The situation surrounding Italy "must have become serious" for The European Union, because it appears EU Commission President Jean-Claude Juncker is lying once again.
Juncker who in 2011, in the depths of the EU crisis, admitted "when it becomes serious, you have to lie" said this weekend that, while he had been tempted to intervene during the recent political impasse in Italy, he was determined not to feed the populist narrative: that the EU is meddling in domestic affairs.
As Giuseppe Conte was sworn in as Italian prime minister on Friday - after a last-ditch coalition deal between the two parties ended months of political deadlock and narrowly averted the need for a snap election in the eurozone’s third-largest economy - Juncker proclaimed:
“By keeping out of it, I’m not helping. By getting involved, I’m not helping. I am caught between a rock and a hard place.”
Throwing the new government in Rome an olive branch, saying that Brussels and “German-speaking countries” must not repeat the error made during the Greek crisis by reading stern lectures to the Italian people.
In an interview with German news service RedaktionsNetzwerk, Juncker admitted to “concern” about the recent developments in Italy, but insisted that the recent turmoil in the financial markets in response to the new government had been “irrational” and should not be seen as a guide to how the political story will unfold in Rome.
“I think very highly of President Mattarella, but I have not spoken to him during this crisis. I have not interfered, although I have been tempted to,” Juncker said.
“I do not want to feed the accusations spread by the populists that we are sitting in Brussels meddling in Italy’s affairs. I am certain the Italians have a keen sense of what is good for their country. They will sort it out.”
Juncker offered a more placatory tone, suggesting that Brussels and Berlin had learned the lessons of the Greek crisis. He also denied that the eurozone was set on a course for another economic downturn:
“The Italians cannot really complain about austerity measures from Brussels. However, I do not now want to lecture Rome. We must treat Italy with respect. Too many lectures were given to Greece in the past, in particular from German-speaking countries. This dealt a blow to the dignity of the Greek people. The same thing must not be allowed to happen to Italy.”
Juncker said that the financial markets’ reaction was “irrational”:
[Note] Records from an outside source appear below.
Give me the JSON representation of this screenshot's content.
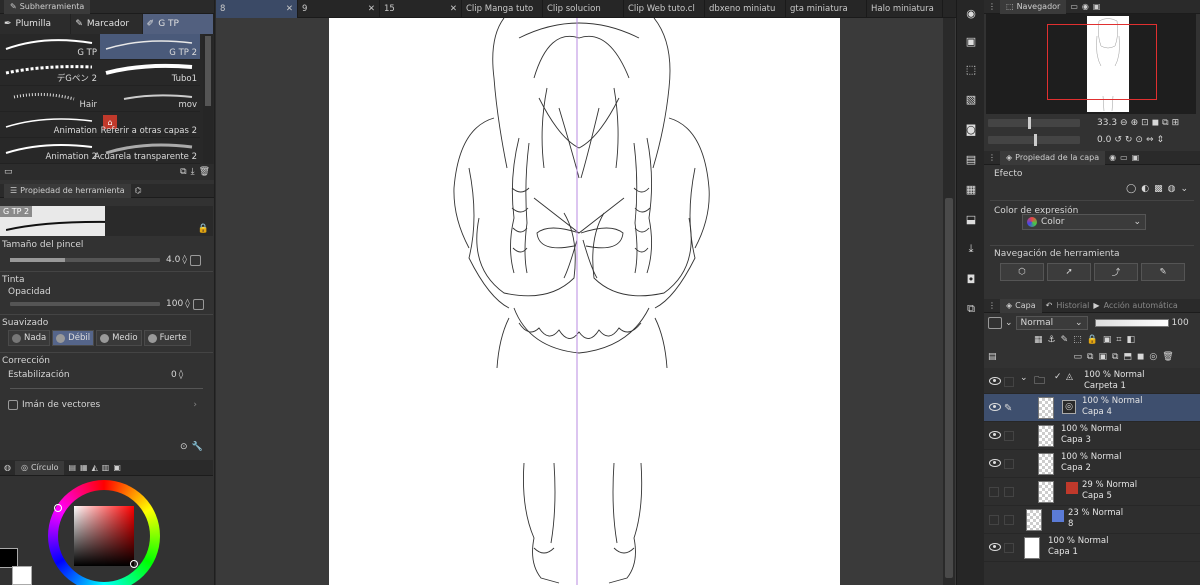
{
  "sub_tool_panel": {
    "title": "Subherramienta",
    "groups": [
      {
        "label": "Plumilla",
        "active": false
      },
      {
        "label": "Marcador",
        "active": false
      },
      {
        "label": "G TP",
        "active": true
      }
    ],
    "brushes": [
      {
        "name": "G TP",
        "selected": false
      },
      {
        "name": "G TP 2",
        "selected": true
      },
      {
        "name": "デGペン 2",
        "selected": false
      },
      {
        "name": "Tubo1",
        "selected": false
      },
      {
        "name": "Hair",
        "selected": false
      },
      {
        "name": "mov",
        "selected": false
      },
      {
        "name": "Animation",
        "selected": false
      },
      {
        "name": "Referir a otras capas 2",
        "selected": false
      },
      {
        "name": "Animation 2",
        "selected": false
      },
      {
        "name": "Acuarela transparente 2",
        "selected": false
      }
    ]
  },
  "tool_property": {
    "title": "Propiedad de herramienta",
    "current_tool": "G TP 2",
    "brush_size_label": "Tamaño del pincel",
    "brush_size_value": "4.0",
    "ink_label": "Tinta",
    "opacity_label": "Opacidad",
    "opacity_value": "100",
    "smoothing_label": "Suavizado",
    "smoothing_options": [
      {
        "label": "Nada",
        "active": false
      },
      {
        "label": "Débil",
        "active": true
      },
      {
        "label": "Medio",
        "active": false
      },
      {
        "label": "Fuerte",
        "active": false
      }
    ],
    "correction_label": "Corrección",
    "stabilization_label": "Estabilización",
    "stabilization_value": "0",
    "vector_magnet_label": "Imán de vectores"
  },
  "color_panel": {
    "title": "Círculo",
    "main_color": "#000000",
    "sub_color": "#ffffff"
  },
  "document_tabs": [
    {
      "label": "8",
      "active": true
    },
    {
      "label": "9",
      "active": false
    },
    {
      "label": "15",
      "active": false
    },
    {
      "label": "Clip Manga tuto",
      "active": false
    },
    {
      "label": "Clip solucion",
      "active": false
    },
    {
      "label": "Clip Web tuto.cl",
      "active": false
    },
    {
      "label": "dbxeno miniatu",
      "active": false
    },
    {
      "label": "gta miniatura",
      "active": false
    },
    {
      "label": "Halo miniatura",
      "active": false
    }
  ],
  "navigator": {
    "title": "Navegador",
    "zoom": "33.3",
    "rotation": "0.0"
  },
  "layer_property": {
    "title": "Propiedad de la capa",
    "effect_label": "Efecto",
    "expression_color_label": "Color de expresión",
    "expression_color_value": "Color",
    "tool_navigation_label": "Navegación de herramienta"
  },
  "layer_panel": {
    "tabs": [
      "Capa",
      "Historial",
      "Acción automática"
    ],
    "blend_mode": "Normal",
    "opacity": "100",
    "layers": [
      {
        "mode": "100 % Normal",
        "name": "Carpeta 1",
        "folder": true,
        "visible": true,
        "selected": false,
        "indent": 0
      },
      {
        "mode": "100 % Normal",
        "name": "Capa 4",
        "folder": false,
        "visible": true,
        "selected": true,
        "indent": 1
      },
      {
        "mode": "100 % Normal",
        "name": "Capa 3",
        "folder": false,
        "visible": true,
        "selected": false,
        "indent": 1
      },
      {
        "mode": "100 % Normal",
        "name": "Capa 2",
        "folder": false,
        "visible": true,
        "selected": false,
        "indent": 1
      },
      {
        "mode": "29 % Normal",
        "name": "Capa 5",
        "folder": false,
        "visible": false,
        "selected": false,
        "indent": 1
      },
      {
        "mode": "23 % Normal",
        "name": "8",
        "folder": false,
        "visible": false,
        "selected": false,
        "indent": 0
      },
      {
        "mode": "100 % Normal",
        "name": "Capa 1",
        "folder": false,
        "visible": true,
        "selected": false,
        "indent": 0
      }
    ]
  }
}
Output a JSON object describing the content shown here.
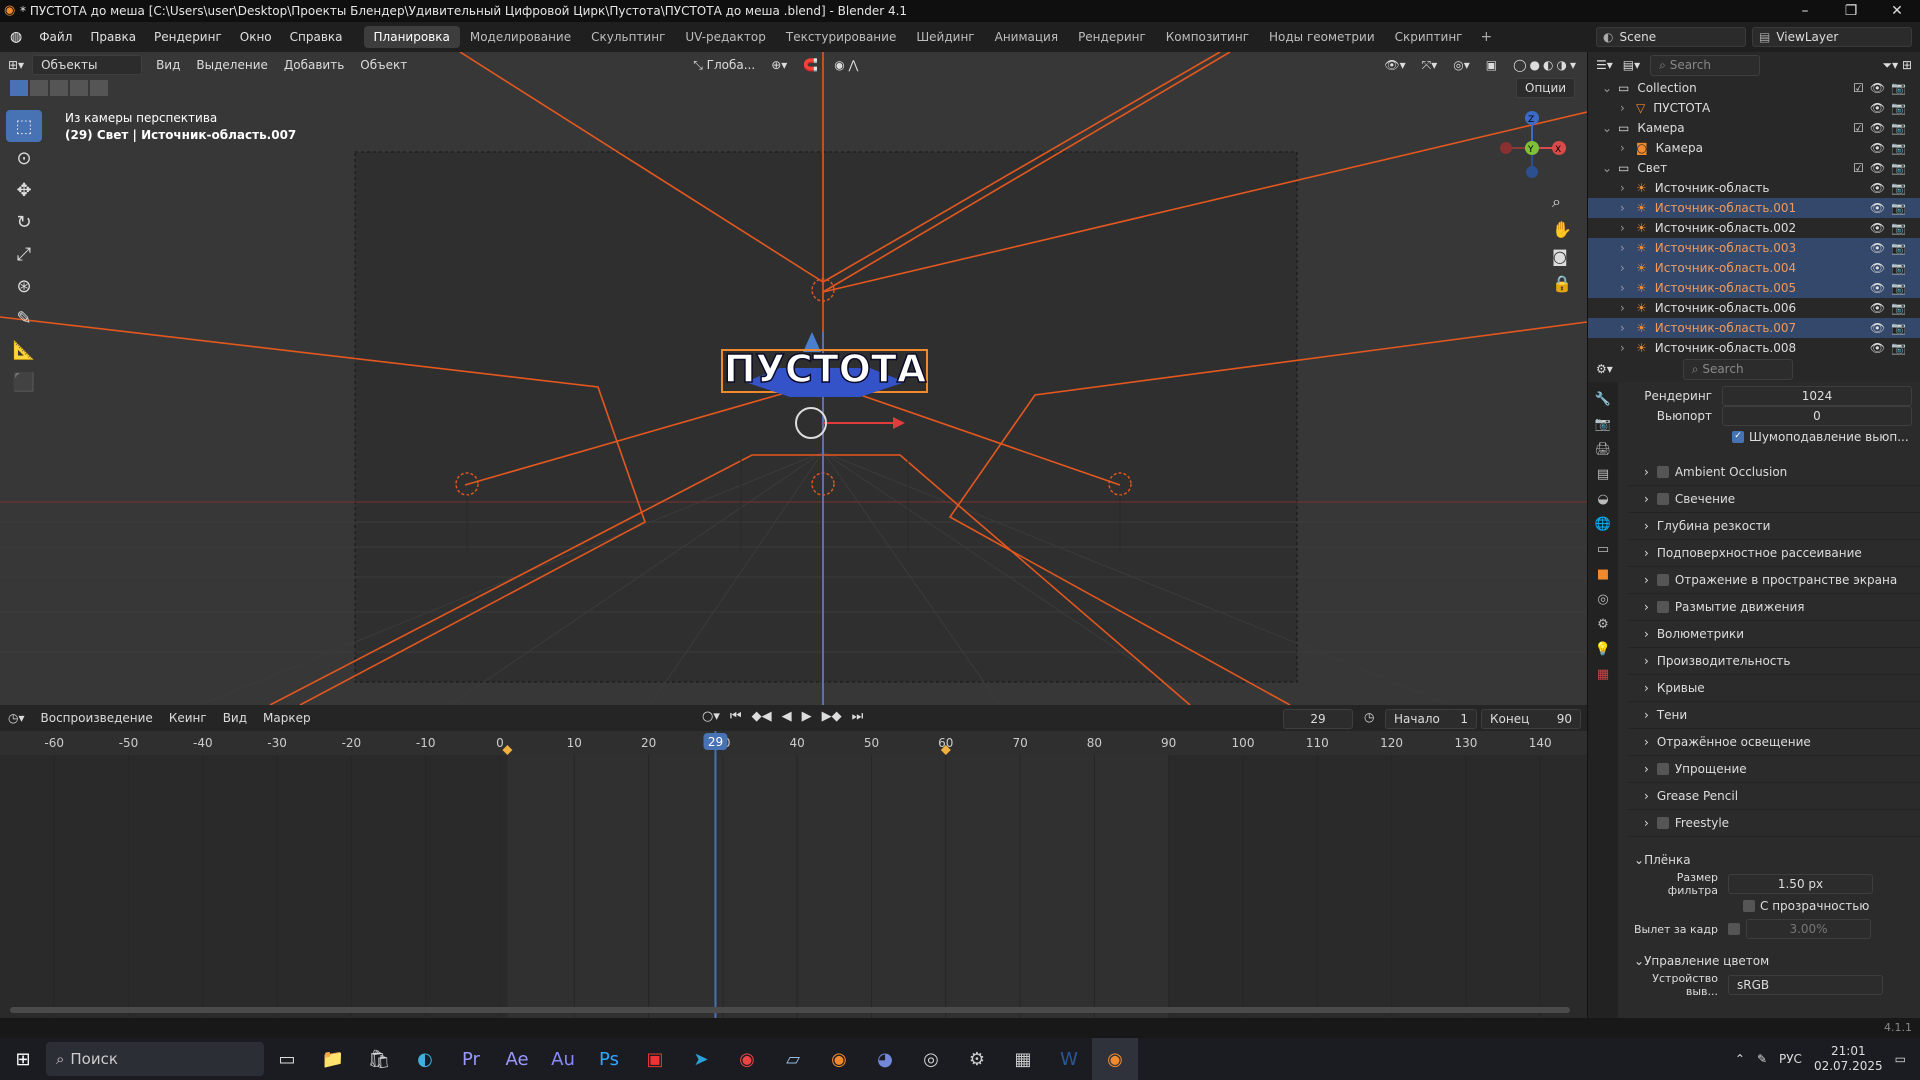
{
  "window": {
    "title": "* ПУСТОТА до меша  [C:\\Users\\user\\Desktop\\Проекты Блендер\\Удивительный Цифровой Цирк\\Пустота\\ПУСТОТА до меша .blend] - Blender 4.1"
  },
  "menu": [
    "Файл",
    "Правка",
    "Рендеринг",
    "Окно",
    "Справка"
  ],
  "workspaces": [
    "Планировка",
    "Моделирование",
    "Скульптинг",
    "UV-редактор",
    "Текстурирование",
    "Шейдинг",
    "Анимация",
    "Рендеринг",
    "Композитинг",
    "Ноды геометрии",
    "Скриптинг"
  ],
  "scene": {
    "name": "Scene",
    "viewlayer": "ViewLayer"
  },
  "viewport": {
    "mode": "Объекты",
    "menus": [
      "Вид",
      "Выделение",
      "Добавить",
      "Объект"
    ],
    "orientation": "Глоба...",
    "options": "Опции",
    "overlay_line1": "Из камеры перспектива",
    "overlay_line2": "(29) Свет | Источник-область.007",
    "logo_text": "ПУСТОТА"
  },
  "outliner": {
    "search": "Search",
    "rows": [
      {
        "label": "Collection",
        "indent": 0,
        "type": "collection",
        "selected": false
      },
      {
        "label": "ПУСТОТА",
        "indent": 1,
        "type": "mesh",
        "selected": false
      },
      {
        "label": "Камера",
        "indent": 0,
        "type": "collection",
        "selected": false
      },
      {
        "label": "Камера",
        "indent": 1,
        "type": "camera",
        "selected": false
      },
      {
        "label": "Свет",
        "indent": 0,
        "type": "collection",
        "selected": false
      },
      {
        "label": "Источник-область",
        "indent": 1,
        "type": "light",
        "selected": false
      },
      {
        "label": "Источник-область.001",
        "indent": 1,
        "type": "light",
        "selected": true
      },
      {
        "label": "Источник-область.002",
        "indent": 1,
        "type": "light",
        "selected": false
      },
      {
        "label": "Источник-область.003",
        "indent": 1,
        "type": "light",
        "selected": true
      },
      {
        "label": "Источник-область.004",
        "indent": 1,
        "type": "light",
        "selected": true
      },
      {
        "label": "Источник-область.005",
        "indent": 1,
        "type": "light",
        "selected": true
      },
      {
        "label": "Источник-область.006",
        "indent": 1,
        "type": "light",
        "selected": false
      },
      {
        "label": "Источник-область.007",
        "indent": 1,
        "type": "light",
        "selected": true
      },
      {
        "label": "Источник-область.008",
        "indent": 1,
        "type": "light",
        "selected": false
      }
    ]
  },
  "properties": {
    "search": "Search",
    "render_label": "Рендеринг",
    "render_value": "1024",
    "viewport_label": "Вьюпорт",
    "viewport_value": "0",
    "denoise_label": "Шумоподавление вьюп...",
    "panels": [
      {
        "label": "Ambient Occlusion",
        "checkbox": true
      },
      {
        "label": "Свечение",
        "checkbox": true
      },
      {
        "label": "Глубина резкости",
        "checkbox": false
      },
      {
        "label": "Подповерхностное рассеивание",
        "checkbox": false
      },
      {
        "label": "Отражение в пространстве экрана",
        "checkbox": true
      },
      {
        "label": "Размытие движения",
        "checkbox": true
      },
      {
        "label": "Волюметрики",
        "checkbox": false
      },
      {
        "label": "Производительность",
        "checkbox": false
      },
      {
        "label": "Кривые",
        "checkbox": false
      },
      {
        "label": "Тени",
        "checkbox": false
      },
      {
        "label": "Отражённое освещение",
        "checkbox": false
      },
      {
        "label": "Упрощение",
        "checkbox": true
      },
      {
        "label": "Grease Pencil",
        "checkbox": false
      },
      {
        "label": "Freestyle",
        "checkbox": true
      }
    ],
    "film_label": "Плёнка",
    "filter_label": "Размер фильтра",
    "filter_value": "1.50 px",
    "transparent_label": "С прозрачностью",
    "overscan_label": "Вылет за кадр",
    "overscan_value": "3.00%",
    "color_label": "Управление цветом",
    "device_label": "Устройство выв...",
    "device_value": "sRGB"
  },
  "timeline": {
    "menus": [
      "Воспроизведение",
      "Кеинг",
      "Вид",
      "Маркер"
    ],
    "current_frame": "29",
    "start_label": "Начало",
    "start_value": "1",
    "end_label": "Конец",
    "end_value": "90",
    "ticks": [
      "-60",
      "-50",
      "-40",
      "-30",
      "-20",
      "-10",
      "0",
      "10",
      "20",
      "30",
      "40",
      "50",
      "60",
      "70",
      "80",
      "90",
      "100",
      "110",
      "120",
      "130",
      "140"
    ],
    "keyframes": [
      1,
      60
    ]
  },
  "status": {
    "version": "4.1.1"
  },
  "taskbar": {
    "search": "Поиск",
    "lang": "РУС",
    "time": "21:01",
    "date": "02.07.2025"
  }
}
“People should not draw political conclusions from every fluctuation in the stock market. Investors have been wrong on so many occasions.”
But, as The Guardian reports, the commission president had flirted with danger on Thursday by suggesting that the EU should not...